** DATA EXTRACT follows **

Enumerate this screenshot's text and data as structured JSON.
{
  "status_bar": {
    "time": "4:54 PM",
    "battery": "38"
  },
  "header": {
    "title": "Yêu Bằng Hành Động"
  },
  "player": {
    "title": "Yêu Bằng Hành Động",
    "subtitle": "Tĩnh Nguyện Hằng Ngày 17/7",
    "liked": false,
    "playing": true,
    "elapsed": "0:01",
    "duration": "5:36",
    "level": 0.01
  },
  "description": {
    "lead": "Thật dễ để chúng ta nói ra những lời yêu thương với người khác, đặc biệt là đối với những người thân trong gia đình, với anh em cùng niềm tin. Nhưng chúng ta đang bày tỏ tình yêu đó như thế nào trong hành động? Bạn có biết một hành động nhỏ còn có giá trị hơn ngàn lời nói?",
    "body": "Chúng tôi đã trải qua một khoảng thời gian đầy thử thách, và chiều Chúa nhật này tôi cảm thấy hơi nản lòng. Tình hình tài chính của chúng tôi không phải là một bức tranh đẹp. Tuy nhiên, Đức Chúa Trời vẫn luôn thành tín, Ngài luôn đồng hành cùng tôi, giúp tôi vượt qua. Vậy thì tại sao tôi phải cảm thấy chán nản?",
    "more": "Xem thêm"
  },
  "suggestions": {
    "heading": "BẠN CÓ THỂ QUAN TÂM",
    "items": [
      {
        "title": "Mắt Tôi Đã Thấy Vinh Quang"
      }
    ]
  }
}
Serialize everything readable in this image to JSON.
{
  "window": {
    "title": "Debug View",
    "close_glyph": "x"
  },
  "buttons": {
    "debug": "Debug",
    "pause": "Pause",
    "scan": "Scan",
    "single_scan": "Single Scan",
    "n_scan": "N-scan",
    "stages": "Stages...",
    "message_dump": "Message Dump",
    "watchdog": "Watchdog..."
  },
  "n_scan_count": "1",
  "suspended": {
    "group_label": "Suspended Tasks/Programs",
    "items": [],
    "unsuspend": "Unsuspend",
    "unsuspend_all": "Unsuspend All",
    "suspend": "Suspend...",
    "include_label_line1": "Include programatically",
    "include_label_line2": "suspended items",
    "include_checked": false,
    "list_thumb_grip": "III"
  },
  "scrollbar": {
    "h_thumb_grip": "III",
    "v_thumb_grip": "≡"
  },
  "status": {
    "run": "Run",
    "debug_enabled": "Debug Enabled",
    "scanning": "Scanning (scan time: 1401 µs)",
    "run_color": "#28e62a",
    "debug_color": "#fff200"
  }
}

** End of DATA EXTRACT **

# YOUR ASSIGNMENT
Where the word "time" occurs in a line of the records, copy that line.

# RESULT BELOW
    "time": "4:54 PM",
    "scanning": "Scanning (scan time: 1401 µs)",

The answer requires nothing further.